It was an exceptionally quiet first inning.

Justin Verlander made quick work of the Yankees in the top half of the inning. The first batter he faced, D.J. LeMahieu, lined the second pitch of the game right into the glove of Carlos Correa, and his next three pitches all found their way past Aaron Judge for a strikeout. By comparison he labored in a four-pitch at-bat to Gleyber Torres in which he fell behind, 2-0, but recovered to get the red-hot Torres to fly out to center.

James Paxton responded by opening the bottom half of the inning by walking the ice-cold George Springer. He made up for his mistake by inducing a 4-6-3 double-play from Michael Brantley. Paxton then ran the count full against Jose Altuve but got out of the inning when the former M.V.P. lined out to short.

Cameron Maybin will start in left in place of Giancarlo Stanton in Game 2.

According to James Wagner of The Times: “Giancarlo Stanton injured his quad running down the line on his infield hit but was O.K. enough to play further into the game, per Aaron Boone. He received an MRI and a strain was revealed.

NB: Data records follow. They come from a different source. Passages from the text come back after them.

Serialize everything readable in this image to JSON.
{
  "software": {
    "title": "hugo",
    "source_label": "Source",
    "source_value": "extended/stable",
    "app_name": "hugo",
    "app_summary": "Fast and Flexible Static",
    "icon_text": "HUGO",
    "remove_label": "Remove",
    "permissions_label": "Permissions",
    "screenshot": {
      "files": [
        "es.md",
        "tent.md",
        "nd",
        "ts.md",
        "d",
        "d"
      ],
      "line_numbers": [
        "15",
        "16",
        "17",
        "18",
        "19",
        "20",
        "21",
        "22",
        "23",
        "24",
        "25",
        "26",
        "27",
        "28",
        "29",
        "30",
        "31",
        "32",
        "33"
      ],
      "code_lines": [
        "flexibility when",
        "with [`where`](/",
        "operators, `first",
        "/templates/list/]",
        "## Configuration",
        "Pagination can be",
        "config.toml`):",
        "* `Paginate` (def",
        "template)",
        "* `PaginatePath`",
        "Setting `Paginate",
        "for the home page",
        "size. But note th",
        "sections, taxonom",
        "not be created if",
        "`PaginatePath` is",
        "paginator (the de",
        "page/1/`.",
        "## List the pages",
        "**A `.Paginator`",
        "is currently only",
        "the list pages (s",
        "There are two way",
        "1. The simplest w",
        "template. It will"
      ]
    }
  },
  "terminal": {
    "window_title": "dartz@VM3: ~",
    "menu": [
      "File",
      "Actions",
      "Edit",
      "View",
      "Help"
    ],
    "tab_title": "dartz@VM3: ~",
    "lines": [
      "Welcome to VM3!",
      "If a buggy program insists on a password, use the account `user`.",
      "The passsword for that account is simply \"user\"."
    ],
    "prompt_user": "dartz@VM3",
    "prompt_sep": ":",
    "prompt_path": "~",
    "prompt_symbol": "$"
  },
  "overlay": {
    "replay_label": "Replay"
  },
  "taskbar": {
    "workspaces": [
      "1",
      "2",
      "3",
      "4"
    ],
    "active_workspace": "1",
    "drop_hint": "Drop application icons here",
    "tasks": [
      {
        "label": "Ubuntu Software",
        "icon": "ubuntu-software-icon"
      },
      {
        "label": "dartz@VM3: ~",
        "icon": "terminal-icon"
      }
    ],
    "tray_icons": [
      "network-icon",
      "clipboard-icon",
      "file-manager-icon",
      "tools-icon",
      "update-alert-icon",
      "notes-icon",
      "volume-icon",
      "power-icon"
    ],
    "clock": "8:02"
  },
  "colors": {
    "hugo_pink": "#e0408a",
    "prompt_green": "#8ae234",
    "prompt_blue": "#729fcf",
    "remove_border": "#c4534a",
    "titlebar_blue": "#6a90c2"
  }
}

Boone hopes Stanton will return this series.”

James said Boone told reporters that Stanton was available off the bench or in emergency situations, but given Stanton’s injury it is more likely the Yankees will not use him.

  • Justin Verlander is an intimidating presence on the mound and is easily on the short list for the best pitcher in the majors over the last four seasons alongside Max Scherzer, Jacob deGrom and Chris Sale. His lone weakness is the long ball; Verlander has allowed 121 home runs over those four years, compared with 94 for Scherzer, 86 for Sale and 72 for deGrom. That weakness could seem glaring against a Yankees lineup that hit 306 home runs this season — just one fewer than the Twins, who set a major league record — and added three more in Game 1.